History of Scientific Women

Main achievements: Pioneered research on the structure of telomeres.

Carolyn Widney "Carol" Greider is an American molecular biologist. She is Daniel Nathans Professor and Director of Molecular Biology and Genetics at Johns Hopkins University. She discovered the enzyme telomerase in 1984, when she was a graduate student of Elizabeth Blackburn at the University of California, Berkeley.

Greider pioneered research on the structure of telomeres, the ends of the chromosomes. She was awarded the 2009 Nobel Prize for Physiology or Medicine, along with Blackburn and Jack W. Szostak, for their discovery that telomeres are protected from progressive shortening by the enzyme telomerase.

Greider was born in San Diego, California. Her father, Kenneth Greider, was a physics professor. Her family moved from San Diego to Davis, California, where she spent many of her early years and graduated from Davis Senior High School in 1979. Despite being dyslexic, she graduated from the College of Creative Studies at the University of California, Santa Barbara, with a B.A. in biology in 1983. During this time she also studied at the University of Göttingen and made significant discoveries there. She completed her Ph.D. in molecular biology in 1987 at the University of California, Berkeley, under Elizabeth Blackburn.

While at U.C. Berkeley, Greider co-discovered telomerase, a key enzyme in cancer and anemia research, along with Blackburn. Greider then completed her postdoctoral work, and also held a faculty position, at the Cold Spring Harbor Laboratory, Long Island, New York. During this time, Greider, in collaboration with Ronald A. DePinho, produced the first telomerase knockout mouse, showing that although telomerase is dispensable for life, increasingly short telomeres result in various deleterious phenotypes, colloquially referred to as premature aging. In the mid-1990s, Greider was recruited by Michael D. West, founder of biotechnology company Geron (now CEO of BioTime) to join the company's Scientific Advisory Board. She resigned from the cooperation in 1994 in a disagreement over how Geron marketed telomere research.

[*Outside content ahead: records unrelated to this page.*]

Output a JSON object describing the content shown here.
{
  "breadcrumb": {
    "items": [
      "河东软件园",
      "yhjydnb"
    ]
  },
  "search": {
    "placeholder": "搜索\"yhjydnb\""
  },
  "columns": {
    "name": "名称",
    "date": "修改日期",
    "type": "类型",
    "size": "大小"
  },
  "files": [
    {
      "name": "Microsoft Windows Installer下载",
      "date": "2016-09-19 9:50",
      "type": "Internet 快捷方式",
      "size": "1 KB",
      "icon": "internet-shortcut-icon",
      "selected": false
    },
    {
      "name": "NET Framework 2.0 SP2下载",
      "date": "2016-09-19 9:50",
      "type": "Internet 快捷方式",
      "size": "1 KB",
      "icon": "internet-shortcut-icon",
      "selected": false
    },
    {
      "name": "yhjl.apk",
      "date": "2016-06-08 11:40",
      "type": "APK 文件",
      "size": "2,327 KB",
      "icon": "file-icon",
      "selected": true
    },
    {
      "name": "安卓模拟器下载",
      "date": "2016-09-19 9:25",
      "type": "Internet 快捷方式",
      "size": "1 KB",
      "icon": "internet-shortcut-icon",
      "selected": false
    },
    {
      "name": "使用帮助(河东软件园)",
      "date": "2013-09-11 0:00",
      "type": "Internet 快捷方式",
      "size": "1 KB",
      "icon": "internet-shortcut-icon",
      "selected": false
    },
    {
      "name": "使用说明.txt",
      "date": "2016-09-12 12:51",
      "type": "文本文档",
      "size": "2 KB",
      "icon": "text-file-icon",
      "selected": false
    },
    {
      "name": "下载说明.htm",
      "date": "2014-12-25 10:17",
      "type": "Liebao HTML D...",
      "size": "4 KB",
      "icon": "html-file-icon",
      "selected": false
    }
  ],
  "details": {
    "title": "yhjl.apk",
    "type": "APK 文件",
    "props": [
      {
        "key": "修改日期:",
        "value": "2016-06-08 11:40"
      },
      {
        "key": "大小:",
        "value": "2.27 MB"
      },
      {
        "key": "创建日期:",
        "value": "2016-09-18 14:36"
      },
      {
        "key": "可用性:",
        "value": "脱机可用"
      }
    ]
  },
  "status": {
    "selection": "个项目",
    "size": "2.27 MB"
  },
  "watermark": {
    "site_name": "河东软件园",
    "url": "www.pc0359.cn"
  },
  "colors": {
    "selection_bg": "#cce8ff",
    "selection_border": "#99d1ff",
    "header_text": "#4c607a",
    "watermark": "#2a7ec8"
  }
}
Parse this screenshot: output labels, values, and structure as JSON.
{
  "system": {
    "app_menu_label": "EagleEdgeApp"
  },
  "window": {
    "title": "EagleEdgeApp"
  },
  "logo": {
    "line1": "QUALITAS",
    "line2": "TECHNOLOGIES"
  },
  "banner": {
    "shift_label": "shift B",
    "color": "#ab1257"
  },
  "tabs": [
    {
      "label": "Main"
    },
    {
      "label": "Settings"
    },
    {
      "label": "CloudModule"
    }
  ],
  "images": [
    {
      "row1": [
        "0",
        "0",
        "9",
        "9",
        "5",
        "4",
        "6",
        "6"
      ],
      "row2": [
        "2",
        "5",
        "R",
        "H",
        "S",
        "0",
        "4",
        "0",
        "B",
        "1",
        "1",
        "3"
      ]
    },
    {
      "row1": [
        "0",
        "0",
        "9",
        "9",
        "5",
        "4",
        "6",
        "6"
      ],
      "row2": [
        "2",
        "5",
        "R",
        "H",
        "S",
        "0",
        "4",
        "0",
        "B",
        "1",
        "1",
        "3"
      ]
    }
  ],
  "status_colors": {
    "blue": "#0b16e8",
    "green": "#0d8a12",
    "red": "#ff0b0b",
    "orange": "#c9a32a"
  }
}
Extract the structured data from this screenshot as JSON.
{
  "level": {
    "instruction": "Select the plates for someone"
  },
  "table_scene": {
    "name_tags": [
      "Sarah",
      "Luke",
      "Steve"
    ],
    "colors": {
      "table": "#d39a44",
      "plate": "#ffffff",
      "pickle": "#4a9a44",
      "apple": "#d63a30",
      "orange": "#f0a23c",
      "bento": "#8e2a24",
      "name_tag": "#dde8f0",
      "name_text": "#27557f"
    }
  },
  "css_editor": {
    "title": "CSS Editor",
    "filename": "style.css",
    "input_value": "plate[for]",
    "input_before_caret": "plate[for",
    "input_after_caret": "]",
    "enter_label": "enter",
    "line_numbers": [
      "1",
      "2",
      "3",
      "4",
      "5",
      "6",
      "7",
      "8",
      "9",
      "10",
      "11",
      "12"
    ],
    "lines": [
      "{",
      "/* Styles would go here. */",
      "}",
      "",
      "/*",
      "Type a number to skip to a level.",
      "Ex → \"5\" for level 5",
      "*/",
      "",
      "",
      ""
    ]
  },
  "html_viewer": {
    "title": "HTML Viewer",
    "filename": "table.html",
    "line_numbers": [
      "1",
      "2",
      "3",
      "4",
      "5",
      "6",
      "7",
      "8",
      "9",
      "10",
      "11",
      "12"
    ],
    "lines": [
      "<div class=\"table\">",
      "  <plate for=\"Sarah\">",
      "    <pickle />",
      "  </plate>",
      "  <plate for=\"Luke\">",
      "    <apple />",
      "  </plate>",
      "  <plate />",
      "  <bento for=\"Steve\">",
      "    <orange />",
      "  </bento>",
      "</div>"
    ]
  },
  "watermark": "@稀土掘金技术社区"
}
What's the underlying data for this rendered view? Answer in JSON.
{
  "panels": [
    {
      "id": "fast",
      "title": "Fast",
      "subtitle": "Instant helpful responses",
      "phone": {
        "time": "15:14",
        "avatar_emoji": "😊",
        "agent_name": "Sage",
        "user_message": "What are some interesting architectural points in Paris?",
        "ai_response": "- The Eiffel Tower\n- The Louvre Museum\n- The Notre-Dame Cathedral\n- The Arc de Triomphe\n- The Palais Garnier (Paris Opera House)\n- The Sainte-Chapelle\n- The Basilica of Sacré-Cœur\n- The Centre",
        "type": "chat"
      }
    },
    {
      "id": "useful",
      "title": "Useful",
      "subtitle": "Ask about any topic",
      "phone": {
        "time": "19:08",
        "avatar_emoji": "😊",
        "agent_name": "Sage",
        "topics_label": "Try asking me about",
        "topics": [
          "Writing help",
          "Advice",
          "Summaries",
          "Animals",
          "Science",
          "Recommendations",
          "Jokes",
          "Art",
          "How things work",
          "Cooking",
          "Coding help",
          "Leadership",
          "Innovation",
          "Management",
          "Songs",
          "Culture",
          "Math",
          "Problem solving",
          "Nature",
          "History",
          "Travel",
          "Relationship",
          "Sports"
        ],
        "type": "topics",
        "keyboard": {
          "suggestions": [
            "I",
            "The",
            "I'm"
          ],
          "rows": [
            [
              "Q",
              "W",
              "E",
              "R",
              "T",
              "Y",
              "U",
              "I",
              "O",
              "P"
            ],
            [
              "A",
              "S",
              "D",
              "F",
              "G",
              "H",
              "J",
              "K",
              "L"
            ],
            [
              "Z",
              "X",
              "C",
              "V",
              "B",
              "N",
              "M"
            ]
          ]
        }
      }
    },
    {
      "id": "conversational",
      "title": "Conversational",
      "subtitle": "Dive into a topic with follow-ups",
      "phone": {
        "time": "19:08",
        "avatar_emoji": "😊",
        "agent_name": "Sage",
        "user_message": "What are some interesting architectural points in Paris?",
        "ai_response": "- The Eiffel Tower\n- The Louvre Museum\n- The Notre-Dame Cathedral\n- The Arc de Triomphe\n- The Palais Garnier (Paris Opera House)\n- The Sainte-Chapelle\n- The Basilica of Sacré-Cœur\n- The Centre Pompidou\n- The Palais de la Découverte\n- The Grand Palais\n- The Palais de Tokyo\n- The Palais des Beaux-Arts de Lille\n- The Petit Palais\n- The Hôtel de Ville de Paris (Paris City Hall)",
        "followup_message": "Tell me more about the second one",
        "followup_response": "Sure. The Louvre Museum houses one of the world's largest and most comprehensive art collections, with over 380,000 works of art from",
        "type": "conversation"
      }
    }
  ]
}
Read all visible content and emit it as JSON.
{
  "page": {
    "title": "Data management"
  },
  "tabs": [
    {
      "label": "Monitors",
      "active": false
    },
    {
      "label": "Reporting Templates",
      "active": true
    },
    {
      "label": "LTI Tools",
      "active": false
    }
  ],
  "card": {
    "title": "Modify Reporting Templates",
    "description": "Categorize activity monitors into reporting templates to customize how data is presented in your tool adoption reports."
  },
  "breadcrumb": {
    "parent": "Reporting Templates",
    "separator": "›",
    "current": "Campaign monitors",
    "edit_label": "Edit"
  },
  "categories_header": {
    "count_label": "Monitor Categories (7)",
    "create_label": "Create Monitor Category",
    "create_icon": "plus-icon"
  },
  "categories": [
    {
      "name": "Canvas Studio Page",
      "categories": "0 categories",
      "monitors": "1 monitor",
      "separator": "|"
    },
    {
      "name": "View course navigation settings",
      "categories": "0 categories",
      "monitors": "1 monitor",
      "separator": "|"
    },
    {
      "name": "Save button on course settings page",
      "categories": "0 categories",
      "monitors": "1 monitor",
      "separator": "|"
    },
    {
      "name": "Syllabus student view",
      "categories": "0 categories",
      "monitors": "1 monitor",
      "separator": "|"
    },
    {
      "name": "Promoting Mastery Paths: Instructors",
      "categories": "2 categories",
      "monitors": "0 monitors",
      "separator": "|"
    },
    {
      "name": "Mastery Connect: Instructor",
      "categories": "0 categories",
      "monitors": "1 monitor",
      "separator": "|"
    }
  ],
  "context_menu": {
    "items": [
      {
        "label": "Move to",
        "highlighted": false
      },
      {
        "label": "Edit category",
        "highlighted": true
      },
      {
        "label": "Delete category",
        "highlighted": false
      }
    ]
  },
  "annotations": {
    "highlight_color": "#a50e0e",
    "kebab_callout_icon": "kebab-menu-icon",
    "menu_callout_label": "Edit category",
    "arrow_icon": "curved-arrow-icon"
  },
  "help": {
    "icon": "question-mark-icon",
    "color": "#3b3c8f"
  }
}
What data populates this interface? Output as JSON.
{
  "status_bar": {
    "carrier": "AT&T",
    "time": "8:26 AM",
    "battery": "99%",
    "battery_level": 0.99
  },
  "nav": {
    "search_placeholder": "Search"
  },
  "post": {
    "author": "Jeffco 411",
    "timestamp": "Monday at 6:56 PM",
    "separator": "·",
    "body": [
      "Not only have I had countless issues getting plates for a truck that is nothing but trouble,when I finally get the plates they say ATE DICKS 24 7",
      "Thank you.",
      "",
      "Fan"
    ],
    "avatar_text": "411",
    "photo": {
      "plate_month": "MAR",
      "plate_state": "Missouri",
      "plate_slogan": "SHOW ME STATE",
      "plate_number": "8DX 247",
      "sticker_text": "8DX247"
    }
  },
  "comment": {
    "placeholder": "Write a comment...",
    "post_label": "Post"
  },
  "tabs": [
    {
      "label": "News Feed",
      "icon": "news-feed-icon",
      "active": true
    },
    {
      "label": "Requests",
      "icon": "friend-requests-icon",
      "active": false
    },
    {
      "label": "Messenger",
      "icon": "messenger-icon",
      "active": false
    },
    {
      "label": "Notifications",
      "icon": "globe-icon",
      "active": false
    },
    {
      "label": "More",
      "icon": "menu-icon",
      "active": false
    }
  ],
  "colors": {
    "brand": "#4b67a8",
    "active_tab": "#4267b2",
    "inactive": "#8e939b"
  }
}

She next moved on to a faculty position at the Johns Hopkins University in 1997, where she remains employed. Greider is the Daniel Nathans Professor and the Director of Molecular Biology and Genetics at the Johns Hopkins Institute of Basic Biomedical Sciences. Greider has two children: Charles and Gwendolyn. Greider joined the laboratory of Elizabeth Blackburn in April, 1984, and took on a project Blackburn considered intimidating: finding the enzyme that was hypothesized to add extra DNA bases to the ends of chromosomes. Without the extra bases, which are added as repeats of a six base pair motif, chromosomes are shortened during DNA replication, eventually resulting in chromosome deterioration and senescence or cancer-causing chromosome fusion. Blackburn and Greider looked for the enzyme in the model organism Tetrahymena thermophila, a fresh-water protozoan with a large number of telomeres. Blackburn reports that Greider approached the research with diligence, often working twelve-hour shifts in the lab.

On Christmas Day, 1984, Greider first obtained results indicating that she had found the responsible enzyme. An additional six months of research led Greider and Blackburn to the conclusion that they had, indeed, identified the enzyme responsible for telomere addition. They published their findings in the journal Cell in December, 1985. The enzyme, originally called "telomere terminal transferase," is now known as telomerase.

Awards and honors: Gairdner Foundation International Award (1998). Member of the American Society for Cell Biology (1999). Academy of Achievement Golden Plate Award (2000). Fellow of the American Academy of Arts and Sciences (2003). Member of the National Academy of Sciences (2003). Richard Lounsbery Award (2003) National Academy of Sciences. Member of the American Society for Biochemistry and Molecular Biology (2004). Albert Lasker Award for Basic Medical Research (2006) (shared with Elizabeth Blackburn and Jack Szostak). Dickson Prize in Medicine (2006). Wiley Prize in Biomedical Sciences (2006) (shared with Elizabeth Blackburn) Louisa Gross Horwitz. Prize of Columbia University (2007) (shared with Elizabeth Blackburn and Joseph G. Gall). Nobel Prize in Physiology or Medicine (2009) (shared with Elizabeth Blackburn and Jack Szostak)". Paul Ehrlich and Ludwig Darmstaedter Prize (2009) (shared with Elizabeth Blackburn). Member of the Institute of Medicine (2010).

Source: Wikipedia